Andals: The first waves of the bloody Andal invasion could be compressed into the Long Night; though if the Andals were pushed out of Essos by the expanding Valyrians, then the largest part of the invasion would have occurred after the Long Night. The prequel is supposed to cover the decline of the Age of Heroes, however, and the Long Night lasted about a generation, so to truly show the Andal invasion, the prequel’s characters could be born and die of old age over its course.
The arrival of the Targaryens & the Doom of Valyria: The burning, smoking dead Valyrian Freehold – the Targaryen homeland – met with a great catastrophe. A series that clears up the mystery of exactly what happened would be most welcome. The Targaryens left Valyria with their dragons before the Doom, landing on Dragonstone and establishing their family.
Aegon’s Conquest: Aegon would later conquer six of the seven kingdoms.

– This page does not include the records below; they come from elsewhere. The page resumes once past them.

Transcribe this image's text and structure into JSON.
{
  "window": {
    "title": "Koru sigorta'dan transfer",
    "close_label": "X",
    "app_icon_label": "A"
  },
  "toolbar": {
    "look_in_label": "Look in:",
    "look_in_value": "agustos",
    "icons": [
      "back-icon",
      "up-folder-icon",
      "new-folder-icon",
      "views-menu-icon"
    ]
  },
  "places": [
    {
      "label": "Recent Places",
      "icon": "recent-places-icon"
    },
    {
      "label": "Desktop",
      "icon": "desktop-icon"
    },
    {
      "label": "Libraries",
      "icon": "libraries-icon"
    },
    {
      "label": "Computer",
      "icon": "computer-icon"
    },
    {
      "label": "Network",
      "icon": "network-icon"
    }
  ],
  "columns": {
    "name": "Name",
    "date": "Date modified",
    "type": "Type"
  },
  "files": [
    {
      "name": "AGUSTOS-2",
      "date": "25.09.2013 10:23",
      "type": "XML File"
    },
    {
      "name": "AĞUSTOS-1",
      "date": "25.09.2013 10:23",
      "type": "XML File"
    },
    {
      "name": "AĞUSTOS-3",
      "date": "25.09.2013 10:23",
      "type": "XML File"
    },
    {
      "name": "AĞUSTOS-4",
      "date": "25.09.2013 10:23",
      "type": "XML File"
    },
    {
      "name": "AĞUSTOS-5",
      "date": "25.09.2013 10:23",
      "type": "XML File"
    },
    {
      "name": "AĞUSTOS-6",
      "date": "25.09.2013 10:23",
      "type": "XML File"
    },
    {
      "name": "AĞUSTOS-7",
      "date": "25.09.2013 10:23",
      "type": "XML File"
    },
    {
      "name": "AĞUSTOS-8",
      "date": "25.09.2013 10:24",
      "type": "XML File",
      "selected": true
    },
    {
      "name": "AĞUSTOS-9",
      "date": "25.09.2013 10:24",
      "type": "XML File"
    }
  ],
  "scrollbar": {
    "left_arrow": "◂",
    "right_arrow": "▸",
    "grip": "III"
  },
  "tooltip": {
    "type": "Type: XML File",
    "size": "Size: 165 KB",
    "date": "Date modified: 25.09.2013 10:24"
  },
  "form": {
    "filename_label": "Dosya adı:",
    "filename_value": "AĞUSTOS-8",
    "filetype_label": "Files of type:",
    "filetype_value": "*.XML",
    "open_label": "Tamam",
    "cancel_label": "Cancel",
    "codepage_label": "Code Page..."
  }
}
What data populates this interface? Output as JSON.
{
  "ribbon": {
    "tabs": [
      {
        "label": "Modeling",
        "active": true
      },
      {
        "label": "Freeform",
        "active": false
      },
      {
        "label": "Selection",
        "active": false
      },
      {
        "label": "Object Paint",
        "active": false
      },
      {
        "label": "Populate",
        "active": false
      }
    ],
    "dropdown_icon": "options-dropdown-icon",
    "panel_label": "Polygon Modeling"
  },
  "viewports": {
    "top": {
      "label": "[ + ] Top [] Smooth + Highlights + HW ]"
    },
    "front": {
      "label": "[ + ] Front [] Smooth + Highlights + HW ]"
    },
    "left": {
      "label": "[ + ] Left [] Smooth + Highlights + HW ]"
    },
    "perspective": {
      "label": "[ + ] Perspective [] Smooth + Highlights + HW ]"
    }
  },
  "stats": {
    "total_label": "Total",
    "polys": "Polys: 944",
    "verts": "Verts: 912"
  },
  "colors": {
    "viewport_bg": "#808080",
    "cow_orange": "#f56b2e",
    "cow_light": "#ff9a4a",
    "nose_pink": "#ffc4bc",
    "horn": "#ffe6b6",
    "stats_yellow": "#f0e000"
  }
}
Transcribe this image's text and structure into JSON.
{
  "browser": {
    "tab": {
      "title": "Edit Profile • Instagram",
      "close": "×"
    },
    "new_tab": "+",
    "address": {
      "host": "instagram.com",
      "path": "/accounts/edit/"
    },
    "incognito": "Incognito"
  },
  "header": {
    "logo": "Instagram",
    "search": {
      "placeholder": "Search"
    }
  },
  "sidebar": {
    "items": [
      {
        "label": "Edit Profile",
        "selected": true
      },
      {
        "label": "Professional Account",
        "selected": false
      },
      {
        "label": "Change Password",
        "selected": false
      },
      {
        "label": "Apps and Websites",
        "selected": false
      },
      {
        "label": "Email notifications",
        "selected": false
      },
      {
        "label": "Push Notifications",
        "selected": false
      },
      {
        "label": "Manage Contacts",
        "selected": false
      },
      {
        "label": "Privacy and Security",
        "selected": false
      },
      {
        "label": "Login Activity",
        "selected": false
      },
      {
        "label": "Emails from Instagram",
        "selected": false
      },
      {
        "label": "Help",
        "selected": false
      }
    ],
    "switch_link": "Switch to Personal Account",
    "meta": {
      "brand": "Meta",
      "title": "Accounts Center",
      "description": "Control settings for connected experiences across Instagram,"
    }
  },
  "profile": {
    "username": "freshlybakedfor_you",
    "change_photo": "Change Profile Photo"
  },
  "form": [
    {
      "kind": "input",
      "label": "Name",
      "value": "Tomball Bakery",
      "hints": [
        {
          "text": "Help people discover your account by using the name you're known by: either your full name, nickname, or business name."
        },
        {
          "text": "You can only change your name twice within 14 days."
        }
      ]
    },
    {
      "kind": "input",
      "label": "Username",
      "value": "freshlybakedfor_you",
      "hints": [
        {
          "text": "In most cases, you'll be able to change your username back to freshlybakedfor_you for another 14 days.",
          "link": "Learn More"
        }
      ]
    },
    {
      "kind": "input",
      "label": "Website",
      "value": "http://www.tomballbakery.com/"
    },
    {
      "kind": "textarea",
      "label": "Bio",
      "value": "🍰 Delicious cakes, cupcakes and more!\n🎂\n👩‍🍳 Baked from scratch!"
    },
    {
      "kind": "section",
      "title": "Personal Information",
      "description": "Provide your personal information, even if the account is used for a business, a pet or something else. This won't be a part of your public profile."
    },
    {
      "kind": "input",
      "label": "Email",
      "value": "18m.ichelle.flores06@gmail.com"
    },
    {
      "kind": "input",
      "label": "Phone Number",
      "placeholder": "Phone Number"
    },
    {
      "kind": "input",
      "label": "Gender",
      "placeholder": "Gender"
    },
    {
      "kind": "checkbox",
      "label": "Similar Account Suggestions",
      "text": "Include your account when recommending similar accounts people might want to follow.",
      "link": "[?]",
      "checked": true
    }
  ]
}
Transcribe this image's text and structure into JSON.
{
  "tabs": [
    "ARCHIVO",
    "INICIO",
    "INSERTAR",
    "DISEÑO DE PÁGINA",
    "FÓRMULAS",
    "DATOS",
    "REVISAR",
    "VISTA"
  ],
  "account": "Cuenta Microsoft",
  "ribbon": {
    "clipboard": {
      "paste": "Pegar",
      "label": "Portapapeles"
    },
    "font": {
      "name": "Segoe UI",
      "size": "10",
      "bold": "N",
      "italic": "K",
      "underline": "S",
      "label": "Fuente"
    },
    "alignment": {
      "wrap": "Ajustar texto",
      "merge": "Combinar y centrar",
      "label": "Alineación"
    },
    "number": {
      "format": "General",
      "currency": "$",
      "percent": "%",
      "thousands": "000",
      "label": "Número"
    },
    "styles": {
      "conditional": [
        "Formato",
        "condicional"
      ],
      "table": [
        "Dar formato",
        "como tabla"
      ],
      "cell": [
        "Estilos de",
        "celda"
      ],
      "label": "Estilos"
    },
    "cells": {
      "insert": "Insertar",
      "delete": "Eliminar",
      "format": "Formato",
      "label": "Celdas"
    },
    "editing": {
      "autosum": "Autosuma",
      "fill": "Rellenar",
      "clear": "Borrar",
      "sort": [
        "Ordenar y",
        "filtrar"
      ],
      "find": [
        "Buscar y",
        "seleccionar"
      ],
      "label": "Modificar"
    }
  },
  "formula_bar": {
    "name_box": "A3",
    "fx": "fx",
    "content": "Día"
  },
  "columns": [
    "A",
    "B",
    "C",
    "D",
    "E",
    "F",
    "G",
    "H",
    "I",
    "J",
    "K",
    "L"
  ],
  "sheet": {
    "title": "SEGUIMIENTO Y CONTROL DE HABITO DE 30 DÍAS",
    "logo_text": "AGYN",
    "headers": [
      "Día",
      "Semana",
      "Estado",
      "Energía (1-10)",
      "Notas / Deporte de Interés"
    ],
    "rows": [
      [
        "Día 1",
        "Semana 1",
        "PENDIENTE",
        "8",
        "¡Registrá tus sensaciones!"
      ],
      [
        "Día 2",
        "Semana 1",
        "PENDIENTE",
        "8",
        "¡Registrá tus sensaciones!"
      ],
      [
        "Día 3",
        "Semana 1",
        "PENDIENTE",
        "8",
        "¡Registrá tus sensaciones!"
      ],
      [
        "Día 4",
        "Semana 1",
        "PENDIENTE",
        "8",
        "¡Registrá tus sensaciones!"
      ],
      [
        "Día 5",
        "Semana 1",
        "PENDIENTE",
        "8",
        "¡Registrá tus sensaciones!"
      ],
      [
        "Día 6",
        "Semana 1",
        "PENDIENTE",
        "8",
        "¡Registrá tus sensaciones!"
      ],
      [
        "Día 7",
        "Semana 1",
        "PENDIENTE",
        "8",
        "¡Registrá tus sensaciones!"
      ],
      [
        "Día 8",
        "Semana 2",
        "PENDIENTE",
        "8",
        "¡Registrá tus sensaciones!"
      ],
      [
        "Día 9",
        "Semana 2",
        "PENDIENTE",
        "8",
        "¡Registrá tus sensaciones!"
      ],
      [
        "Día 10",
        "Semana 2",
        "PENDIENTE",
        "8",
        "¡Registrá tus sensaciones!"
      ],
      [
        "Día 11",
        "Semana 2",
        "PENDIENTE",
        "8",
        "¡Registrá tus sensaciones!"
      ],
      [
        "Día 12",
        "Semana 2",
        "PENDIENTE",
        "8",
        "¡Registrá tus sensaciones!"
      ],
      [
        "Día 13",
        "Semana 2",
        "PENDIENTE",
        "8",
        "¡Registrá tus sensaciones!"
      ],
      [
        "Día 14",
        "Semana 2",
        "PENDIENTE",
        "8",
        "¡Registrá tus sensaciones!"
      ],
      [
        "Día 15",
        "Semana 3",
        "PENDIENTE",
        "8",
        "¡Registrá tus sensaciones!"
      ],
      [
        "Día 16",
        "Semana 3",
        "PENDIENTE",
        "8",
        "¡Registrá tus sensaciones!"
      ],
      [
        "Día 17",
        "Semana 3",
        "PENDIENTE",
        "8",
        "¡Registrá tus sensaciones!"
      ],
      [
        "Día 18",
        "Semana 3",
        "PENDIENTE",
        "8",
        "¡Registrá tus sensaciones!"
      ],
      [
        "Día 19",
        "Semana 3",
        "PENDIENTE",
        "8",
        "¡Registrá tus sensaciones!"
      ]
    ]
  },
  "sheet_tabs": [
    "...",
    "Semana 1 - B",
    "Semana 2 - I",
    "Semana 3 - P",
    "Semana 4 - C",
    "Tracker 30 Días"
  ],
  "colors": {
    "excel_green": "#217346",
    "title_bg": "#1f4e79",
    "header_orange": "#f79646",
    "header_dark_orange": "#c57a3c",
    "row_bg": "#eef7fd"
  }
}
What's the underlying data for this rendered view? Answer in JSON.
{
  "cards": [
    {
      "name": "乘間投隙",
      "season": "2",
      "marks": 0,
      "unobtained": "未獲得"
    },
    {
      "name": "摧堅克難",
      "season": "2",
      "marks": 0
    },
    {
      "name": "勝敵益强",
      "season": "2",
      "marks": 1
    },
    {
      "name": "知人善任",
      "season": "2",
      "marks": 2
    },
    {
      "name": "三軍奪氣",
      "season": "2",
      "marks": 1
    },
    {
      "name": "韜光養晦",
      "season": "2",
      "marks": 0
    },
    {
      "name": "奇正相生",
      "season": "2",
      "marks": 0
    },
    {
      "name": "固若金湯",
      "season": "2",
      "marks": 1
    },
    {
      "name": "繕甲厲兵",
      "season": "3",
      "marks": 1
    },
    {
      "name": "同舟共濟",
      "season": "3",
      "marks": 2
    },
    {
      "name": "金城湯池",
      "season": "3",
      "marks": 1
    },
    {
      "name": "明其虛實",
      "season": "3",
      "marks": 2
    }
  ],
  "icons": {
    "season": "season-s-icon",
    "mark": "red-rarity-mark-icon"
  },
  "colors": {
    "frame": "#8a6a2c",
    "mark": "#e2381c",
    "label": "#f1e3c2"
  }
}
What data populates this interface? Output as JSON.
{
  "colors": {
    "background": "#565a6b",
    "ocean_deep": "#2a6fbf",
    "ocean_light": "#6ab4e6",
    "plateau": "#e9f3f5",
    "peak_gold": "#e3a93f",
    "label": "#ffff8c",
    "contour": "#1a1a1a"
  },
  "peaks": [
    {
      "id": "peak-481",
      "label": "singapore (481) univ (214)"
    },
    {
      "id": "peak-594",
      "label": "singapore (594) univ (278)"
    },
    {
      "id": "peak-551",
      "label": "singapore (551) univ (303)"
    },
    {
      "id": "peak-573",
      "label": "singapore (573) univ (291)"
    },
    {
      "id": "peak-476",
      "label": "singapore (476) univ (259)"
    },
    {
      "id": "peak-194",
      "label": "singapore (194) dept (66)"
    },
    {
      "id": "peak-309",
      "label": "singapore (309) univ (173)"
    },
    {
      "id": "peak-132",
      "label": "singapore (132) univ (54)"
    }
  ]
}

A prequel sequel could show the last of the Kings of the Isles and the Rivers, Harren the Black; the construction of Harrenhal; and the great castle’s destruction by Aegon’s fierce and fabulous dragon Balerion the Black Dread, whose enormous skull rests under the Red Keep in the time of Game of Thrones.
Want to read more about the ancient Houses of Westeros, the locations, and events of A Song of Ice and Fire history? In addition to the novel series, you can visit A Wiki of Ice and Fire, read through the Game of Thrones Viewers Guide, or pick up The World of Ice and Fire: The Untold History of Westeros and the Game of Thrones.